  1. The example code shown in these "exit" files, while accurate, is subject to change. Any changes to this code that affect user exits will be reported to you via the normal usage notes packaged with maintenance.

  2. There is simply no way that IT Service Vision can anticipate or be responsible for the processing that occurs within an exit. As such, exit code that you provide, if any, is simply included at the documented points. Any generation of reports during the actual execution of the exits is left up to you.

  3. Additionally, it is possible to put code in exits that causes the data that will be stored in the IT Service Vision PDB to be invalid. SAS Institute cannot be responsible for invalid PDB data that is caused by user-written exits.

The bottom line is this: use exits with great caution.


Before getting mired down in the details of the individual exit points, let's first address some of the general "big picture" questions:

We will explore each of these topics and then present more detailed information about the individual exit points.

How Do I Tell IT Service Vision to Use Exits when Running %CxPROCES?

Which Exit Points Should I Use?

This is not a simple question because the answer depends upon what you want to accomplish.

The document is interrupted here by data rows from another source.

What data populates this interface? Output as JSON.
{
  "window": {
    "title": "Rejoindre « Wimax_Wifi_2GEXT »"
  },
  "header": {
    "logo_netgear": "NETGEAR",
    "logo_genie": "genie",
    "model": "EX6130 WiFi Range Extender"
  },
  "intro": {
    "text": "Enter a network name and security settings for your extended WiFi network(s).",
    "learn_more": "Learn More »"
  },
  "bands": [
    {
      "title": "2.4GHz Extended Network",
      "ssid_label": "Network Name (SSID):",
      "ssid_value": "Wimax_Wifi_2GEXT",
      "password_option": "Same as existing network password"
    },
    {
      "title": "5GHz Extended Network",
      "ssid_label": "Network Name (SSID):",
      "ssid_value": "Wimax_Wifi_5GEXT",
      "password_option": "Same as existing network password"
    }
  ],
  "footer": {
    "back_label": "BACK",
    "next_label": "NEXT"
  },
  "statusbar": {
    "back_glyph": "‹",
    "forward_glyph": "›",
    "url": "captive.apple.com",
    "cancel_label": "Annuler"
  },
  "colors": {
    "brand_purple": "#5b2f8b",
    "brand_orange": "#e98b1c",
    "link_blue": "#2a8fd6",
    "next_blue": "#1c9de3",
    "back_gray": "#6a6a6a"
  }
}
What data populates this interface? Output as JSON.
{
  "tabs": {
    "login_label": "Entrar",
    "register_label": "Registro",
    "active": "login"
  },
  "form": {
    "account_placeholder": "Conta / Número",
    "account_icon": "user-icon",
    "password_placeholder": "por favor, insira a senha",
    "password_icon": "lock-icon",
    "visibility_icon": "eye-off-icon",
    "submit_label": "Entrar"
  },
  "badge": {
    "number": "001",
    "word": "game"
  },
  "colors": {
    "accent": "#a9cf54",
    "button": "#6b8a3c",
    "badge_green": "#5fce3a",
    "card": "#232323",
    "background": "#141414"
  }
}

The best way to determine the exit points to use is to consult the table that lists all of the exit points by name, includes a description of the locations in the supplied code, and includes the purpose that the exit point could serve.

You should then also look at the relevant code example (for the generic collector and for MVS data processed with SMF, or for Open Systems collectors and PC collectors) to make sure that you understand the context in which the exit point occurs, the purpose that you want to accomplish, and any implications that this may have on the regular processing of data into the PDB.

How Do I Write My Exits?

Are There Any Special Variables Available to My Exits?

Are There Any Considerations That I Need to Be Aware of?

Information about Specific Exit Points

The general flow of the generated code for process is as follows:

MACRO setup:
Macro variables are defined as global, and macro variable assignments are performed for the IT Service Vision macro variables shown at the beginning of the sample code.

DATA step:
To perform variable renames, to add variables SHIFT and HOUR, and to assign values to SHIFT, HOUR, and LSTPDATE. This could be referred to as the final staging of the data. For the MVS generic collector, the output is a SAS DATA step view.

The new (staged) data is sorted by using the BY variables for this table. Any duplicate observations are deleted.

If the detail-level data set is not sorted using the BY variables, then this PROC SORT step is built and executed in order to sort the detail-level data set by using the BY variables from the data dictionary.

DATA step:
To "merge" (actually SET-BY) the new data and the detail-level data. This updates the detail level of the PDB.